What is the biggest problem with the Agros? Ask almost anyone and they will tell you the prices are too high (link is a relevant JR article from last year). They are out of alignment with most incomes. How dare the Government try to lower prices so everyone can buy at the agros!

The Government has said its aim is to align food prices with incomes. I am sure our host, like any good market liberal, will tell you the only solution to high prices is increasing supply. Well supplies will be expected to be dramatically increased soon, with the decline of the State cafeterias. But in the case of Cuba, the price distortions are so big that supply would have to go through the roof - a huge effort resulting in massive waste. Focusing on supply does nothing to address the waste and layers of middlemen profit that increases prices as well.

Cuba has been looking at what to do with the Agros for a while. Even with overflowing supply, the Agros have proven impossible to serve all, or even half, of Cubans. It serves those with access to hard currency, mostly. That kind of basic inequality is not what Cuban socialism was built on, nor what it stands for. Even if some production must suffer, Cuba is making up for that in other ways (more producers, more space for farmers, more help, decentralization, more land, etc.).

It is also worth nothing the "facts" in this AP report are based on speculation based on the word of some disgruntled folks standing to have their profits decline. How exactly is the profit going to be squeezed? Is the State going to take over more roles? Are the legal middlemen (allowed to make 27% profit) going to get put out of business? Are the producers or sellers going to take the bigger hit, etc., etc?

Anonymous said...

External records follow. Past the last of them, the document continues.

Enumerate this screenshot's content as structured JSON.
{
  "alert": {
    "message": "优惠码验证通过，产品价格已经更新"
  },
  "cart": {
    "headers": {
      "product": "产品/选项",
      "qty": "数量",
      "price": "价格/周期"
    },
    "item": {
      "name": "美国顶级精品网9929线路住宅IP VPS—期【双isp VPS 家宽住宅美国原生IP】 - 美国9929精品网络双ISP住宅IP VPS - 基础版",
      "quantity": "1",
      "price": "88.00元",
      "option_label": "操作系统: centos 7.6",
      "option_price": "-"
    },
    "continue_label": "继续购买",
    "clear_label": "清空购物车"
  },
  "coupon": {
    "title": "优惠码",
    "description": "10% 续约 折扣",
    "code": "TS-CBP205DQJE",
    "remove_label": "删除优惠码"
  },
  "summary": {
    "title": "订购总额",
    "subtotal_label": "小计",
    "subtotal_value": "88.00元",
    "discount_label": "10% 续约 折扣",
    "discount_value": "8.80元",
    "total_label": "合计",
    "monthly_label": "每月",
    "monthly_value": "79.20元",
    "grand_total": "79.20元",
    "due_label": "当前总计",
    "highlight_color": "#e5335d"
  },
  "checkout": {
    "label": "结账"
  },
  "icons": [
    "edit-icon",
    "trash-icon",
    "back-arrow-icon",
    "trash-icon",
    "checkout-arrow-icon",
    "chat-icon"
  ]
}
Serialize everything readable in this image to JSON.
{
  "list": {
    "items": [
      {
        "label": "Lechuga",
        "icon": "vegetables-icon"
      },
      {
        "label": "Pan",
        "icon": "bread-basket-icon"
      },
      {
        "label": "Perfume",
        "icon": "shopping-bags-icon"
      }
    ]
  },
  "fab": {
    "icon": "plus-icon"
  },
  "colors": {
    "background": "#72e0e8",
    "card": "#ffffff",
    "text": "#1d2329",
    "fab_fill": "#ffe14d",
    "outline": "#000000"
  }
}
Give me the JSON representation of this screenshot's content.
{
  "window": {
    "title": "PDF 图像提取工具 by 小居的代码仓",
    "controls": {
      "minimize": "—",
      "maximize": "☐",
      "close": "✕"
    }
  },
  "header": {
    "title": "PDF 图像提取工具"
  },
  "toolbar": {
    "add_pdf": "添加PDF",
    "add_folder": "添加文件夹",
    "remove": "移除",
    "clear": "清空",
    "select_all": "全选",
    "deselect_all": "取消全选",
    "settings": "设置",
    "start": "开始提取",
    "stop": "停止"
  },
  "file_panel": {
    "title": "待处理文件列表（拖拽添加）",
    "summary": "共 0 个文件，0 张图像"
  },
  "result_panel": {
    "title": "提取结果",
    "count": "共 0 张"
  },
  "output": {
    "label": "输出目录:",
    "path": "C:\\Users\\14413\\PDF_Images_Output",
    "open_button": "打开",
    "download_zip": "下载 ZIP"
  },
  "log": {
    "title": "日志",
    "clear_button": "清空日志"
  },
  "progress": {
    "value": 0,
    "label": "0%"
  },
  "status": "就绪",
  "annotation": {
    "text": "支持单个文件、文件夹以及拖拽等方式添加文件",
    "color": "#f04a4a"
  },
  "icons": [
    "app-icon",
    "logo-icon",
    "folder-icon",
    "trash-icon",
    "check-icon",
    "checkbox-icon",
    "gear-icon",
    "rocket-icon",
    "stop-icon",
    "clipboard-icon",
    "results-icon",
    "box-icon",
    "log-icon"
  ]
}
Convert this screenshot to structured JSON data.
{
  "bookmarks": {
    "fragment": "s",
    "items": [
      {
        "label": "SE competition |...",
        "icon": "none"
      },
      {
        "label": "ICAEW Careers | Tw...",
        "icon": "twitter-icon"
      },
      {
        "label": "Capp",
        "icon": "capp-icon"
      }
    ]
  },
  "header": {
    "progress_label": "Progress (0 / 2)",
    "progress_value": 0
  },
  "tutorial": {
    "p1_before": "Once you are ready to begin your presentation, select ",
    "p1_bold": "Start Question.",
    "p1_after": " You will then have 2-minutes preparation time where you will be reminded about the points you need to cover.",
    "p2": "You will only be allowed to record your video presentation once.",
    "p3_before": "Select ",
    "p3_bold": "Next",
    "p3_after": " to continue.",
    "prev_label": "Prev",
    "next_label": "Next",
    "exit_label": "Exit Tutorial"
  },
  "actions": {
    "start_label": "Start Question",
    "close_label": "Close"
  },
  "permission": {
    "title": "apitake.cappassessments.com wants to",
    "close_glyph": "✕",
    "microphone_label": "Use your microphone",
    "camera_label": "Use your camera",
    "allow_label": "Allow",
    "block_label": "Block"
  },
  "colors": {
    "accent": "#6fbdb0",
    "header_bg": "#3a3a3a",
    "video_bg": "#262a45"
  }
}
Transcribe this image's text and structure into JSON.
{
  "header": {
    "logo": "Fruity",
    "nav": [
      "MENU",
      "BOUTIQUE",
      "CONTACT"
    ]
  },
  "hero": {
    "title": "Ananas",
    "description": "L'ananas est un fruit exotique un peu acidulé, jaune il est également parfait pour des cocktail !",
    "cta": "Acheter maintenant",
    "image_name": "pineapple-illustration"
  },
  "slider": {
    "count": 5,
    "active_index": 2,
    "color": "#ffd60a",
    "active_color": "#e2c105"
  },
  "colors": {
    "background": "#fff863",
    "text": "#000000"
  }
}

"What is the biggest problem with the Agros? Ask almost anyone and they will tell you the prices are too high..."

Correct, which is why the government is doing its best to "solve" the problem by outlawing the growth, transport and sale of food. Just another lesson for other needy nations to follow, eh?

Hey, Lefty, did you hear that in Venezuela they are beginning to ration electricity and water? Does this system sound familiar, and do you think the Venezuelans roll over and play dead?

leftside said...

by outlawing the growth, transport and sale of food.

Ummm... no. Only the high price of food is being regulated.